Glomerular filtration rate in patients with atrial fibrillation and 1-year outcomes.

Research paper by Giuseppe G Boriani, Cécile C Laroche, Igor I Diemberger, Mircea Ioachim MI Popescu, Lars Hvilsted LH Rasmussen, Lucian L Petrescu, Harry J G M HJ Crijns, Luigi L Tavazzi, Aldo P AP Maggioni, Gregory Y H GY Lip

Indexed on: 29 Jul '16Published on: 29 Jul '16Published in: Scientific Reports

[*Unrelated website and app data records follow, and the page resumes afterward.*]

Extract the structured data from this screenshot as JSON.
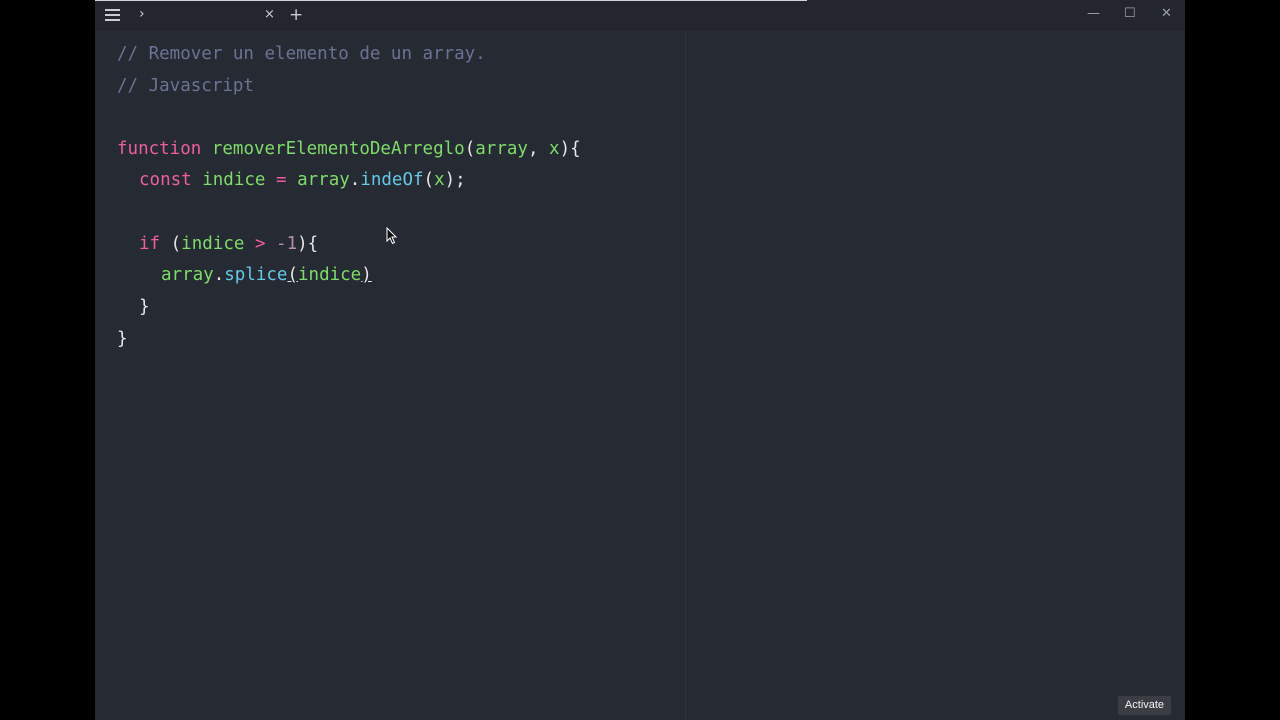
{
  "titlebar": {
    "tab_chevron": "›",
    "tab_close": "×",
    "new_tab": "+",
    "minimize": "—",
    "maximize": "☐",
    "close": "✕",
    "icons": [
      "hamburger-menu-icon",
      "chevron-right-icon",
      "close-icon",
      "plus-icon",
      "minimize-icon",
      "maximize-icon",
      "close-icon"
    ]
  },
  "code": {
    "line1": "// Remover un elemento de un array.",
    "line2": "// Javascript",
    "line4": {
      "kw": "function",
      "fn": "removerElementoDeArreglo",
      "p1": "(",
      "a1": "array",
      "p2": ", ",
      "a2": "x",
      "p3": "){"
    },
    "line5": {
      "kw": "const",
      "var": "indice",
      "eq": "=",
      "obj": "array",
      "dot": ".",
      "method": "indeOf",
      "open": "(",
      "arg": "x",
      "close": ");"
    },
    "line7": {
      "kw": "if",
      "open": "(",
      "var": "indice",
      "op": ">",
      "num": "-1",
      "close": "){"
    },
    "line8": {
      "obj": "array",
      "dot": ".",
      "method": "splice",
      "open": "(",
      "arg": "indice",
      "close": ")"
    },
    "line9": "}",
    "line10": "}"
  },
  "footer": {
    "activate_label": "Activate"
  },
  "colors": {
    "background": "#262a33",
    "titlebar": "#23262e",
    "comment": "#6b7394",
    "keyword": "#ec5f9b",
    "function": "#7fdb6a",
    "method": "#67c7e6"
  }
}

We assessed 1-year outcomes in patients with atrial fibrillation enrolled in the EurObservational Research Programme AF General Pilot Registry (EORP-AF), in relation to kidney function, as assessed by glomerular filtration rate (eGFR). In a cohort of 2398 patients (median age 69 years; 61% male), eGFR (ml/min/1.73 m(2)) calculated using the CKD-EPI formula was ≥80 in 35.1%, 50-79 in 47.2%, 30-49 in 13.9% and <30 in 3.7% of patients. In a logistic regression analysis, eGFR category was an independent predictor of stroke/TIA or death, with elevated odds ratios associated with severe to mild renal impairment, ie. eGFR < 30 ml/min/1.73 m(2) [OR 3.641, 95% CI 1.572-8.433, p < 0.0001], 30-49 ml/min/1.73 m(2) [OR 3.303, 95% CI 1.740-6.270, p = 0.0026] or 50-79 ml/min/1.73 m2 [OR 2.094, 95% CI 1.194-3.672, p = 0.0003]. The discriminant capability for the risk of death was tested among various eGFR calculation algorithms: the best was the Cockcroft-Gault equation adjusted for BSA, followed by Cockcroft-Gault equation, and CKD-EPI equation, while the worst was the MDRD equation. In conclusion in this prospective observational registry, renal function was a major determinant of adverse outcomes at 1 year, and even mild or moderate renal impairments were associated with an increased risk of stroke/TIA/death.